  • Today, in similar fashion to the Seventh Day Adventists and Stone-Campbellite claim of Jesus secret return in the 19th century, modern Jehovah’s Witnesses claim that Jesus has secretly returned and is in an “inner room” known only to a privileged few.
  • This claim, like the secret, hidden “Golden Plates” which supposedly authenticate the claims of Mormonism, or the Apostolic Prophecies of the New Apostolic Reformation, are typical of cults who declare “special” revelation which can never be proven, examined, or even witnessed by anyone…not even the regular everyday Jehovah’s Witness (or Mormon for that matter)

What Jehovah's Witnesses Actually Believe

(Here is a hint: Its not what the Apostles passed down to us in Scripture) – this video is an excerpt for educational purposes, from Leonard Chretien’s film “Witnesses of Jehovah”.
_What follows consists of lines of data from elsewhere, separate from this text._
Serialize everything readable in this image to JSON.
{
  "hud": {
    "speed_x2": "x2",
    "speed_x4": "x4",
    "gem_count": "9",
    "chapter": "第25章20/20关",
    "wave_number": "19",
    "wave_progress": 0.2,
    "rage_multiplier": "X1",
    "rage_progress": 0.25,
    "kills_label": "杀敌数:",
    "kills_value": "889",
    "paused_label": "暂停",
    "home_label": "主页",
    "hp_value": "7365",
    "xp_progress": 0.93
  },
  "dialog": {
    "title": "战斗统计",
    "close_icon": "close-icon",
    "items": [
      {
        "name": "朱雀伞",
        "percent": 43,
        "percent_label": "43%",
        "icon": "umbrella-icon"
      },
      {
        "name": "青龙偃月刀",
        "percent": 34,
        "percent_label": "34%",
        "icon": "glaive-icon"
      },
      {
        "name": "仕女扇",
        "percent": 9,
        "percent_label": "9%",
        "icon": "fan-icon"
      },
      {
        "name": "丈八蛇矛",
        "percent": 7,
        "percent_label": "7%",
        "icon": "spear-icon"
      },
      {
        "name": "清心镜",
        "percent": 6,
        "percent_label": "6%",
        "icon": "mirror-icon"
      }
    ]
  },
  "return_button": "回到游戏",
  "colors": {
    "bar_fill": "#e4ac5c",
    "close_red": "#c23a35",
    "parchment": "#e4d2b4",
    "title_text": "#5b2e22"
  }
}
As with any Christian-like cult, Biblical names are used but the persons and meanings behind them are completely different. In the words of a preacher, “same vocabulary but different dictionary”. For clarity sake, let’s view a quick comparison between authentic, historical Christianity, and the doctrines of Russell and Rutherford as propagated by the Watchtower Bible and Tract Society in Brooklyn, NY.

Essential Doctrine Apostolic-Biblical View Watchtower (JW) View
Nature of God
Trinity: One God in Three Persons Father Son and Holy Spirit
A god who must be referred to as “Jehovah” only
Jesus Deity
Uncreated, eternal, God, 2nd Person of Trinity. All things created by Him through Him and for Him (including Michael the Archangel)
Created being: formerly Michael the Archangel. Will become Michael once again.
Holy Spirit
A person who is Deity, 3rd Person of Trinity. Can be lied to, can be grieved just as the Father and the Son.
An impersonal force or "divine spark"
Salvation
Mankind is saved by grace alone through Faith alone in the Biblical Jesus’ finished work on the cross and subsequent resurrection for the forgiveness of sins. When we put our faith (assurance of things hoped for) in the person and work of Jesus we have salvation.
Belonging to and working an acceptable number of hours for, a Jehovah’s Witness “Kingdom Hall” (the Jehovah's Witness name for ‘church’)
Heaven
A location of paradise whereby believers dwell in the presence of the Lord after death, close to God and all things good, enjoyable, and pure.
Only for the 144000 in Revelation, who are already fulfilling the prophecy. Only for those currently there. All Jehovah’s Witnesses since the 144000 all died off are bound to this Earth as their sort of “heaven”. The Watchtower has trained their followers to respond with "pity" toward those who look for heaven when they die.
Hell
A location completely removed From God whereby nothing good exists: No comforts, no joy, no love. It is utterly separate from God and therefore utterly devoid of anything remotely pleasing or good to anyone. No companionship nor comraderie (both good things from the Father of Lights) therefore they are no where to be found. Only wailing (extreme eternal sorrow for one's self) and gnashing of teeth (extreme eternal rage against the God whom they rejected in life)
Consistent with nearly every cult, hell doesn’t exist, but instead the lifelong rebellious toward their Maker simply experience "soul sleep" when they die: No repentence necessary, no faith in Jesus work necessary.
The Church
The body of genuine believers in Christ Jesus, who have been converted through repentence and faith in the Lord Jesus. They are the "invisible church" as they can't necessarily been "seen" and exist within the visibile church (denominations) which can be seen. However, the visible church is NOT the actual church of the Bible as it is primarily filled with false converts and many that care nothing for Jesus nor the Gospel. Jesus said he would build His church and the gates of hell would not prevail against it.
Believe that the many denominations are a sign of an apostate church and that they all believe a false Trinity, Jesus and Gospel. The Jehovah's Witness is the only organisation with the "true" gospel (c.f. Mormonism